For people who are not musicians, the word “luthier” in English or “laudero” and “luthier” in Spanish, may not be a part of familiar vocabulary. However, in the world of music, it’s where it all begins when it comes to string instruments. Lutherie is the art of designing and building string instruments. This art or craft has been handed down in families and there are few schools around the world that have programs to learn the trade. This September, The School of Lutherie at the National University of Tucuman (UNT) is celebrating 70 years of existence.
During June, that is actually wintertime in the Southern hemisphere, I had the good fortune of visiting the Lutherie School at UNT. When we walked by one of the offices, I heard the sound of a guitar. It was the director of the school, Master Luthier Facundo Antonio Leiva, playing a guitar brought to him by an alumnus, Patricio Talassino. I’m by no means a guitar expert, but this guitar had a sound unlike that of a guitar made in a factory and it was a beautiful piece to look at, displaying a variety of types of wood in a unique design. Each instrument made by the hands of a luthier is a unique piece of artwork and engineering.

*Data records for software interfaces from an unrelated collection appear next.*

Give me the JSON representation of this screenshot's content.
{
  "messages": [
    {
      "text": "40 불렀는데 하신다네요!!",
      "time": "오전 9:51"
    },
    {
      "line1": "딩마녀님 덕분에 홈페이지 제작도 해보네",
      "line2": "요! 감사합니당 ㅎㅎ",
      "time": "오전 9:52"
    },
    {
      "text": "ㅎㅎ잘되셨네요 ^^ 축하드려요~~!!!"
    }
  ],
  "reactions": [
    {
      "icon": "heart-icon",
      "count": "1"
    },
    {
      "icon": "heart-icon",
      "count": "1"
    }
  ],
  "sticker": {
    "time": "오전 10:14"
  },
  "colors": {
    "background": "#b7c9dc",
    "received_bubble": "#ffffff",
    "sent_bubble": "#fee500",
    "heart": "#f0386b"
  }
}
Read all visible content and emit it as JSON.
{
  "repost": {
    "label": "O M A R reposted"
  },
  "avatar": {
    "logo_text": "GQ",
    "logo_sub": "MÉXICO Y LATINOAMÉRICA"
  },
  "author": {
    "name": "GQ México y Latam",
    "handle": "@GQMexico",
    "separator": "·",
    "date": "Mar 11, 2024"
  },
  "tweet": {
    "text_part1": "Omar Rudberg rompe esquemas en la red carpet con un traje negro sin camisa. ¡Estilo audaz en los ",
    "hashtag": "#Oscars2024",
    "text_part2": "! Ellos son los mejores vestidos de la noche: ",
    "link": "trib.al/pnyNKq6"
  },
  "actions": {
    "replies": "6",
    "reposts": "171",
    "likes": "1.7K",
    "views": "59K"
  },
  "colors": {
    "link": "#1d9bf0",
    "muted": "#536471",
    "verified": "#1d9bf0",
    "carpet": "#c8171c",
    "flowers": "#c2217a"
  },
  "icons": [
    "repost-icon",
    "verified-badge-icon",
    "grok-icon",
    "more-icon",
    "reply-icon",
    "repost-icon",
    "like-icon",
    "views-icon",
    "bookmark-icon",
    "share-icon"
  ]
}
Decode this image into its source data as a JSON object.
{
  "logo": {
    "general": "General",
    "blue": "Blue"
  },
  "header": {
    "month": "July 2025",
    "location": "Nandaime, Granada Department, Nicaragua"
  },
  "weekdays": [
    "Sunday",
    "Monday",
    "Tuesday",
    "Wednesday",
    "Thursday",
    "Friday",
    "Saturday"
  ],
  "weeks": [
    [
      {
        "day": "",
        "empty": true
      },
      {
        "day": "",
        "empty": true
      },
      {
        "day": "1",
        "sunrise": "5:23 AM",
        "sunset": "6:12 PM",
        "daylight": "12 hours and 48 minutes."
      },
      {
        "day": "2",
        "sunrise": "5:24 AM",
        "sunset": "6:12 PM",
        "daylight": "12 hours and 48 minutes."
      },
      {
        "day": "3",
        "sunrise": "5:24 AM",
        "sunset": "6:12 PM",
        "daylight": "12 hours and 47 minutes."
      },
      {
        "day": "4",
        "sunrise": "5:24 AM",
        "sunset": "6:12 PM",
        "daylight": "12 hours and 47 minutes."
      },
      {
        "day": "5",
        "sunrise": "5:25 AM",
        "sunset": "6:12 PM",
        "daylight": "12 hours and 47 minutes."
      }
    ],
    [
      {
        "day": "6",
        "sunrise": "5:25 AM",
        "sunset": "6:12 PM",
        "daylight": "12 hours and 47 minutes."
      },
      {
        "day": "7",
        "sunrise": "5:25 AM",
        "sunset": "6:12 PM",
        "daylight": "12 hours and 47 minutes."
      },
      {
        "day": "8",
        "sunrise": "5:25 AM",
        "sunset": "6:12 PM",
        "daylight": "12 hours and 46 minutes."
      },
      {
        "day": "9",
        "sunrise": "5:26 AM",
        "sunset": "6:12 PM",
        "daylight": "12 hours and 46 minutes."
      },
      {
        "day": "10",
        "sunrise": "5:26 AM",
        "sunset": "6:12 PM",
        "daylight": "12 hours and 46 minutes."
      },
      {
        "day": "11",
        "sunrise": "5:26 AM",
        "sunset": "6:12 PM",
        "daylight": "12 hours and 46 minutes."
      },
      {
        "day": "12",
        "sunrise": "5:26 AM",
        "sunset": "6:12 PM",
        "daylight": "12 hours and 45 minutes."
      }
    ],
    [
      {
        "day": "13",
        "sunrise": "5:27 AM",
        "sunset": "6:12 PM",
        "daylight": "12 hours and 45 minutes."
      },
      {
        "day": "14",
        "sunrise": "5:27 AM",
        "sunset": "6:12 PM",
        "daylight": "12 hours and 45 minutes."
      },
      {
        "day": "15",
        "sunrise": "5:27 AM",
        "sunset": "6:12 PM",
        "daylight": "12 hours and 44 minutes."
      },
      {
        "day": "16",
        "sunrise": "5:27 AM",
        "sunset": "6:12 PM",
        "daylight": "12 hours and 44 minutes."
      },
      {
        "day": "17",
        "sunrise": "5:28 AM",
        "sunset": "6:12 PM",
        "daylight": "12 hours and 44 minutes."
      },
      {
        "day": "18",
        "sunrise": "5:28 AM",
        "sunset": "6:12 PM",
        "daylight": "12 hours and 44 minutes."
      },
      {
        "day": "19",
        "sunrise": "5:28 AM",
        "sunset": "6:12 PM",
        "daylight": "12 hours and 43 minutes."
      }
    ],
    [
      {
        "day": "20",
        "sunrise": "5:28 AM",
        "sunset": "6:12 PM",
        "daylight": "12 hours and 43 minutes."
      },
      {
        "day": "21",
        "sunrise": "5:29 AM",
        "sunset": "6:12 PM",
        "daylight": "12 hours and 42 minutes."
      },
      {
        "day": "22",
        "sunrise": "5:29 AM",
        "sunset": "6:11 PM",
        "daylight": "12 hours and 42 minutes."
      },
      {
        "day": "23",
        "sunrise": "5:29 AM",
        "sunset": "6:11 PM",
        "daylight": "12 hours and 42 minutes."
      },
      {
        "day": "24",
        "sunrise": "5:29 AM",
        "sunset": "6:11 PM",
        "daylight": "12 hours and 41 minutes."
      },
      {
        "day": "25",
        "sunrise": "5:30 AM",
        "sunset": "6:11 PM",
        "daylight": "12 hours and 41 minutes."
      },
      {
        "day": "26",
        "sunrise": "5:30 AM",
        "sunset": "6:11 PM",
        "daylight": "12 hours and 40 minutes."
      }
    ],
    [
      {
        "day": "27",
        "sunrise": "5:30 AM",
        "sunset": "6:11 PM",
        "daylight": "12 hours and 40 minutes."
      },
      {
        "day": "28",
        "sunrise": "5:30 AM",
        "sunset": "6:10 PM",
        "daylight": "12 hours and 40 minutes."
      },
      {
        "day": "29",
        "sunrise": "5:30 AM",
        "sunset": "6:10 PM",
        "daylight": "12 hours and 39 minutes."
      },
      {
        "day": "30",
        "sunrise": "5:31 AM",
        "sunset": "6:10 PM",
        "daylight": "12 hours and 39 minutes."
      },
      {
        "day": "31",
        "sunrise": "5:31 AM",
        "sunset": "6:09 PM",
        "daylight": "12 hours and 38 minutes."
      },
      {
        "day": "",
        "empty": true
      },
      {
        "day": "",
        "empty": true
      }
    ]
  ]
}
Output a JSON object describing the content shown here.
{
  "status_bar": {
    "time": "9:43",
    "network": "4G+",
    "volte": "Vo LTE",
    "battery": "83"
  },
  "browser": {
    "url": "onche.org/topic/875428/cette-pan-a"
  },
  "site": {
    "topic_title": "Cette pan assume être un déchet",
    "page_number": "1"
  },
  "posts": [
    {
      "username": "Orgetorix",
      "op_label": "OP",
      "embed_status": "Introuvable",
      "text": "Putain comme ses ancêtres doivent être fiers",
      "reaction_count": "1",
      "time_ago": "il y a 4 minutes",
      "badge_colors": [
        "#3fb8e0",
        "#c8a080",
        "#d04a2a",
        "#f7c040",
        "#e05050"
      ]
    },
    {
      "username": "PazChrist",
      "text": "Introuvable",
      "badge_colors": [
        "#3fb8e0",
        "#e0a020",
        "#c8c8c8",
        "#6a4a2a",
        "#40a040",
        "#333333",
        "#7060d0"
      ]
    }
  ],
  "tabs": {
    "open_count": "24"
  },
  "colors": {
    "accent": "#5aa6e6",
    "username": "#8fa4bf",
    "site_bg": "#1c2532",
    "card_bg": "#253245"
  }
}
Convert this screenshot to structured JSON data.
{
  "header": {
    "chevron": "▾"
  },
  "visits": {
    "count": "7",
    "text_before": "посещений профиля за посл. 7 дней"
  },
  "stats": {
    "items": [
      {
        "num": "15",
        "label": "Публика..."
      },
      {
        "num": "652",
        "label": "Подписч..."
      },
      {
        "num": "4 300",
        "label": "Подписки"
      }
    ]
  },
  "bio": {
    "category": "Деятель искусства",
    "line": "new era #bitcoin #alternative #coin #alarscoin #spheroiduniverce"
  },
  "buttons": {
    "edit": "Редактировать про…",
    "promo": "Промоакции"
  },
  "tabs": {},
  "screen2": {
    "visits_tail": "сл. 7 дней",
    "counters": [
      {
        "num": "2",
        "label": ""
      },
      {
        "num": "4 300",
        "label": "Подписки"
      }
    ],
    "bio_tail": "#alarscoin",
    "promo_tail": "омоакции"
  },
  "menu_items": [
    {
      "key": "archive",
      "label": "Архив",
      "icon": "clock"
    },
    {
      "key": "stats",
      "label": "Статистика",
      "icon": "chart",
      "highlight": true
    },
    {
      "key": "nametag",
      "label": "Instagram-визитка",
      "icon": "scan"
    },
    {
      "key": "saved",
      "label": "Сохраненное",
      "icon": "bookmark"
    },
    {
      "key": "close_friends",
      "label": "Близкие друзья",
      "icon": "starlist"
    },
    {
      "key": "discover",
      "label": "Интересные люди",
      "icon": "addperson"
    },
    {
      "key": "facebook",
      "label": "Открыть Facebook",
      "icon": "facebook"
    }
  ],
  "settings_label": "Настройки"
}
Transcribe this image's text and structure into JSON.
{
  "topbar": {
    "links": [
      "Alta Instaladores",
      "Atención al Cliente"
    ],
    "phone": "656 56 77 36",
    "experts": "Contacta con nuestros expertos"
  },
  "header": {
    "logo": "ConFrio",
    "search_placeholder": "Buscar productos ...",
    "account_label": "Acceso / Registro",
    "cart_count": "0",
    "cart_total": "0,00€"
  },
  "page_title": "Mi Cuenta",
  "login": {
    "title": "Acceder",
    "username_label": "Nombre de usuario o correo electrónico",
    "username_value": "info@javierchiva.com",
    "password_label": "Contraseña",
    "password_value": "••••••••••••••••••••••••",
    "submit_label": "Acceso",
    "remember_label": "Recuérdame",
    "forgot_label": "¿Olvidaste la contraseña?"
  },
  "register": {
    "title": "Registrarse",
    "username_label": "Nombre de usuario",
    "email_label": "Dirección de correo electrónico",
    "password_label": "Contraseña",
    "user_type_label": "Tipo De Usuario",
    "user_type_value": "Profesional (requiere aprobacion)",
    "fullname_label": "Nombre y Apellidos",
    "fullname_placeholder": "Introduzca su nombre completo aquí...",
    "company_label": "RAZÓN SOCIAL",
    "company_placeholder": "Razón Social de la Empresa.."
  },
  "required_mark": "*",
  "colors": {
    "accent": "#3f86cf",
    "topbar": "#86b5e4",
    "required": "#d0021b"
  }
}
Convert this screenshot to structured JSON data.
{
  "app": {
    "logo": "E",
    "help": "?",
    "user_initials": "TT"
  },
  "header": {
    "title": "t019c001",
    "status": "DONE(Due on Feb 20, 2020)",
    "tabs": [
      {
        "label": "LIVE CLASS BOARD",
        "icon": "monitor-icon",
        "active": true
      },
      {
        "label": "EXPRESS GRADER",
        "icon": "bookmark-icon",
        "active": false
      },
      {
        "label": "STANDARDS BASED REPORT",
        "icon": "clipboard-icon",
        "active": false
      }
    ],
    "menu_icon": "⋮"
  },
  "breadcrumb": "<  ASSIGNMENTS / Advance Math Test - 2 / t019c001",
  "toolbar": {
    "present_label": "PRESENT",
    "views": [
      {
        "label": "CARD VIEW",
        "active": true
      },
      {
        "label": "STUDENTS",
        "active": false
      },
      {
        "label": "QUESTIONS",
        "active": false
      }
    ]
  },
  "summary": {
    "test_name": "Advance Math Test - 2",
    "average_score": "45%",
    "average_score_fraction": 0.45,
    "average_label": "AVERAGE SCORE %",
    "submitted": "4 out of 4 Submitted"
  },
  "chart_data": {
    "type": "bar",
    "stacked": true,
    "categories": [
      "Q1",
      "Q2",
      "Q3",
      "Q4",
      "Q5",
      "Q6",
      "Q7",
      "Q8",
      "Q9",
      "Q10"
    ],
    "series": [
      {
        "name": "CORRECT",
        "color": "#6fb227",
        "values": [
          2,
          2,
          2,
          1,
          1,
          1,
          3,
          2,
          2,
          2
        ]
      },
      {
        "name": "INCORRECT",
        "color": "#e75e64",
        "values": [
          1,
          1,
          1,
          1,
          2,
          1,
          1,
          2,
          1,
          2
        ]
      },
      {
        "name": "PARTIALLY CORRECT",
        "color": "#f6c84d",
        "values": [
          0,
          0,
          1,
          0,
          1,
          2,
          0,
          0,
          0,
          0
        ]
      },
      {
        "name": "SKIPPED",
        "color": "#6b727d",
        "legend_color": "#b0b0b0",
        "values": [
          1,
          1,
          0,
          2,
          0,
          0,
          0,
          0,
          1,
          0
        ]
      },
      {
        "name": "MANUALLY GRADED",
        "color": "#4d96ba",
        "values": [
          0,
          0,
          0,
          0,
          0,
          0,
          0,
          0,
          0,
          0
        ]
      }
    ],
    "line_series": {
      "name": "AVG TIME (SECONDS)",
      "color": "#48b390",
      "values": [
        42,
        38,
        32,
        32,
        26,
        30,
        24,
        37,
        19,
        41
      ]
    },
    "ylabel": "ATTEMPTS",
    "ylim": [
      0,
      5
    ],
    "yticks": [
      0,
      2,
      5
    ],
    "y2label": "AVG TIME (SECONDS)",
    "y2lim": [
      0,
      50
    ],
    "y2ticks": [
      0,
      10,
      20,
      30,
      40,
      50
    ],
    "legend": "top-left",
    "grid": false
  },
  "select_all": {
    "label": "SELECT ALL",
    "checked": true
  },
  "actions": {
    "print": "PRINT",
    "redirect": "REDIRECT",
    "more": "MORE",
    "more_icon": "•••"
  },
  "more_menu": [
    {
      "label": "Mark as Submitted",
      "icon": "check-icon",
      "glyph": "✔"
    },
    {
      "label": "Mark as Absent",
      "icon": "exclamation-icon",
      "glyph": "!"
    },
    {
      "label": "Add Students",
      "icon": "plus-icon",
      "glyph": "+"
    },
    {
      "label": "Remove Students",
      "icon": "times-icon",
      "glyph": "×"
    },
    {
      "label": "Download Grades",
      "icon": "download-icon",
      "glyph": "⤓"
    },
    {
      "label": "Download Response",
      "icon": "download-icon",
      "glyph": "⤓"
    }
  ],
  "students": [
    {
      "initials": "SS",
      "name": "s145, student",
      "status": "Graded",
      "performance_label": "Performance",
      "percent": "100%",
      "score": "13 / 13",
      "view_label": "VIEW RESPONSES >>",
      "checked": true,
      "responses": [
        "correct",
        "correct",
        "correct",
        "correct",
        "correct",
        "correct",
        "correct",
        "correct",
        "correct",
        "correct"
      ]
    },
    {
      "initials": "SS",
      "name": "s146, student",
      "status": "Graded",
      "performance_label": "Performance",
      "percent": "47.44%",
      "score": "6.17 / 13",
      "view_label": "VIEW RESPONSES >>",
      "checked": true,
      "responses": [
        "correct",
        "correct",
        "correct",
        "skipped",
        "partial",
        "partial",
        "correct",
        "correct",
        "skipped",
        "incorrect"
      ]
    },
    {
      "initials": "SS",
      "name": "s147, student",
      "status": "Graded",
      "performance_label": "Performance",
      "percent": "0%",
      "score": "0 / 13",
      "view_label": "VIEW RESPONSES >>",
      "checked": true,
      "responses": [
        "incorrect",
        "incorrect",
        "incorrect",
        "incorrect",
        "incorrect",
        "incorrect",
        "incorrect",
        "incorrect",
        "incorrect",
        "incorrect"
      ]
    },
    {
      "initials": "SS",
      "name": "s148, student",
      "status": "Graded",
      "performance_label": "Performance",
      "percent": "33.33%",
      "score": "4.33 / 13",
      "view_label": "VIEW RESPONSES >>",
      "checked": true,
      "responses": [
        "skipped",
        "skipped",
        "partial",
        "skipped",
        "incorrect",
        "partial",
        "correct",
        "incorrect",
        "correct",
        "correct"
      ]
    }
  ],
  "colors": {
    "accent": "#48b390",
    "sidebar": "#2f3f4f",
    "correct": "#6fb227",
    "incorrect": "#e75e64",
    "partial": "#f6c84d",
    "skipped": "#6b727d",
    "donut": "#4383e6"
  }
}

Antonio Leiva put down the guitar as we came inside the office and after greeting us, shared the story of how he began building instruments. “I was about 14 years old,” he says. And he recalls an old table being discarded from his home and thrown out in the back patio. That is what he used to make his first guitar, along with his creativity and desire to make an instrument. For the students at the Lutherie School, there is a lot more guidance and structure added to that creative force. Classes range from Botany to Technical Drawing to Sound Physics. This academic program is one of few in existence around the world.
It all started in 1949, when Master Luthier Alfredo del Lungo went from Italy to the province of Tucuman in Argentina. He took the position of Luthier for the Symphony Orchestra of Tucuman, and in 1950 founded the school. In Italy, Lungo had been awarded the title of “Cavalieri” in recognition of the work he had done to preserve the instruments of the Medici dynasty and for the reconstruction of the “Viola Medicea” built by Stradivarius in the year 1690.
Today, the School of Lutherie puts Tucuman on the map for world luthiers and musicians. It has alumni all over South America creating instruments that are played all around the globe.
Photo credits go to Julio Pantoja